Relevance for life
The metabolism of human beings, animals and various microbes depends on oxygen. The atmosphere of Mars contains only 0,15 % oxygen, which is not enough to support animal or human life. If Oxygen is common in Mars' atmosphere, an Ozone layer will build up which will protect the surface from Ultraviolet light.
Oxygen can be produced in situ:
- in greenhouses by plants.
- in photobioreactors by algae.
- by reduction of carbon dioxide from the martian atmosphere, or carbonate minerals via either molten salt reduction or via MOXIE style solid oxide electrolysis.
- by reduction of oxide minerals, either at low temperature in aqueous solution or at high temperature in molten salt. This is required to free up metals from many ores.
- by electrolysis of water
- by the decomposition of perchlorates in the soil.
- by thermal decomposition of water through the Sulfur/Iodine or Zinc/Sulfur/Iodine cycles.
- Propellant. Oxygen is often chosen as an oxidizer for chemical propulsion.
- Atmospheric component. The standard Earth atmosphere contains 21% Oxygen.

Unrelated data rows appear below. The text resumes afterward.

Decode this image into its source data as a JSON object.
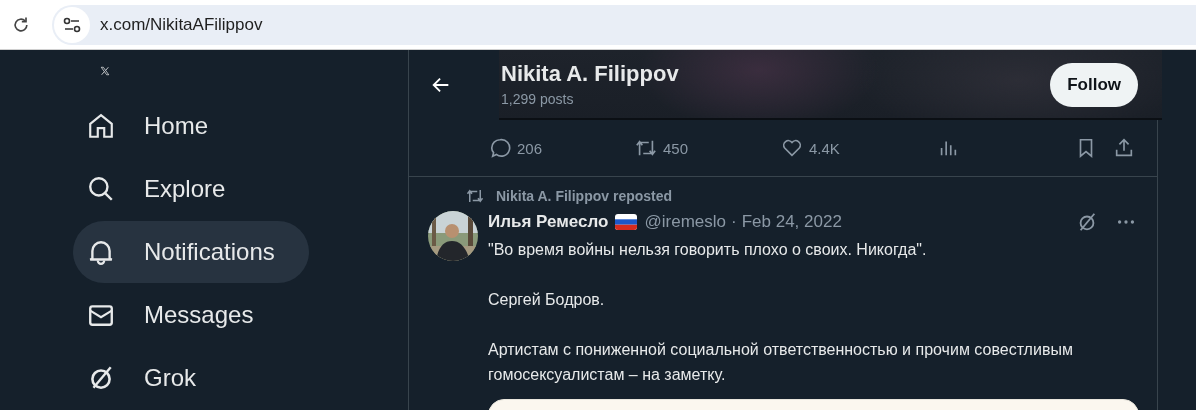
{
  "browser": {
    "url": "x.com/NikitaAFilippov"
  },
  "sidebar": {
    "items": [
      {
        "kind": "home",
        "label": "Home",
        "selected": false
      },
      {
        "kind": "explore",
        "label": "Explore",
        "selected": false
      },
      {
        "kind": "notifications",
        "label": "Notifications",
        "selected": true
      },
      {
        "kind": "messages",
        "label": "Messages",
        "selected": false
      },
      {
        "kind": "grok",
        "label": "Grok",
        "selected": false
      }
    ]
  },
  "header": {
    "name": "Nikita A. Filippov",
    "posts": "1,299 posts",
    "follow_button": "Follow"
  },
  "previous_post_actions": {
    "replies": "206",
    "reposts": "450",
    "likes": "4.4K"
  },
  "post": {
    "repost_label": "Nikita A. Filippov reposted",
    "author": "Илья Ремесло",
    "handle": "@iremeslo",
    "separator": "·",
    "date": "Feb 24, 2022",
    "paragraphs": [
      "\"Во время войны нельзя говорить плохо о своих. Никогда\".",
      "Сергей Бодров.",
      "Артистам с пониженной социальной ответственностью и прочим совестливым гомосексуалистам – на заметку."
    ]
  }
}
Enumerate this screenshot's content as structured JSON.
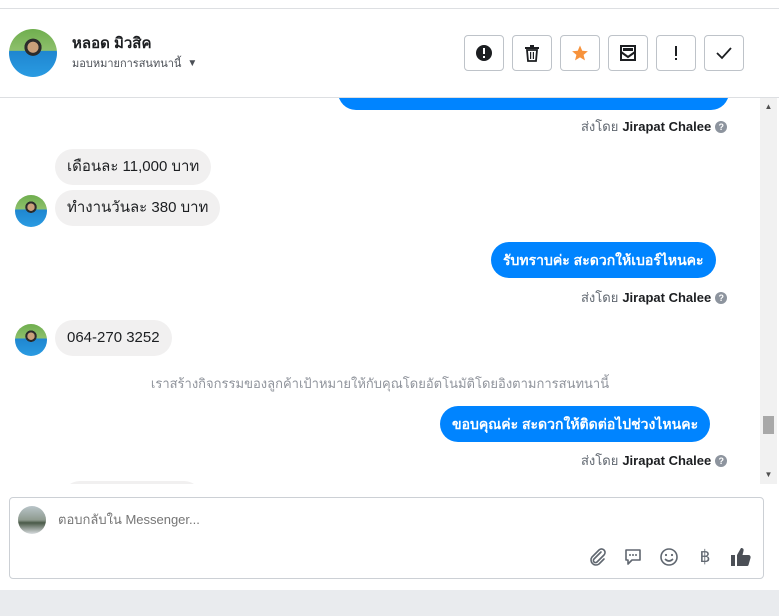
{
  "header": {
    "contact_name": "หลอด มิวสิค",
    "assign_label": "มอบหมายการสนทนานี้",
    "tools": [
      {
        "name": "report-spam-button",
        "icon": "alert-circle-icon"
      },
      {
        "name": "delete-button",
        "icon": "trash-icon"
      },
      {
        "name": "star-button",
        "icon": "star-icon",
        "color": "#f7923b"
      },
      {
        "name": "mark-unread-button",
        "icon": "envelope-icon"
      },
      {
        "name": "follow-up-button",
        "icon": "exclamation-icon"
      },
      {
        "name": "mark-done-button",
        "icon": "check-icon"
      }
    ]
  },
  "messages": {
    "sent_by_prefix": "ส่งโดย",
    "sender_name": "Jirapat Chalee",
    "in_1": "เดือนละ 11,000 บาท",
    "in_2": "ทำงานวันละ 380 บาท",
    "out_1": "รับทราบค่ะ สะดวกให้เบอร์ไหนคะ",
    "in_3": "064-270 3252",
    "system_note": "เราสร้างกิจกรรมของลูกค้าเป้าหมายให้กับคุณโดยอัตโนมัติโดยอิงตามการสนทนานี้",
    "out_2": "ขอบคุณค่ะ สะดวกให้ติดต่อไปช่วงไหนคะ"
  },
  "composer": {
    "placeholder": "ตอบกลับใน Messenger..."
  },
  "colors": {
    "accent_blue": "#0084ff",
    "star_orange": "#f7923b"
  }
}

- Chemical reagent as an oxidizer.
Oxygenlunarp on Lunarpedia.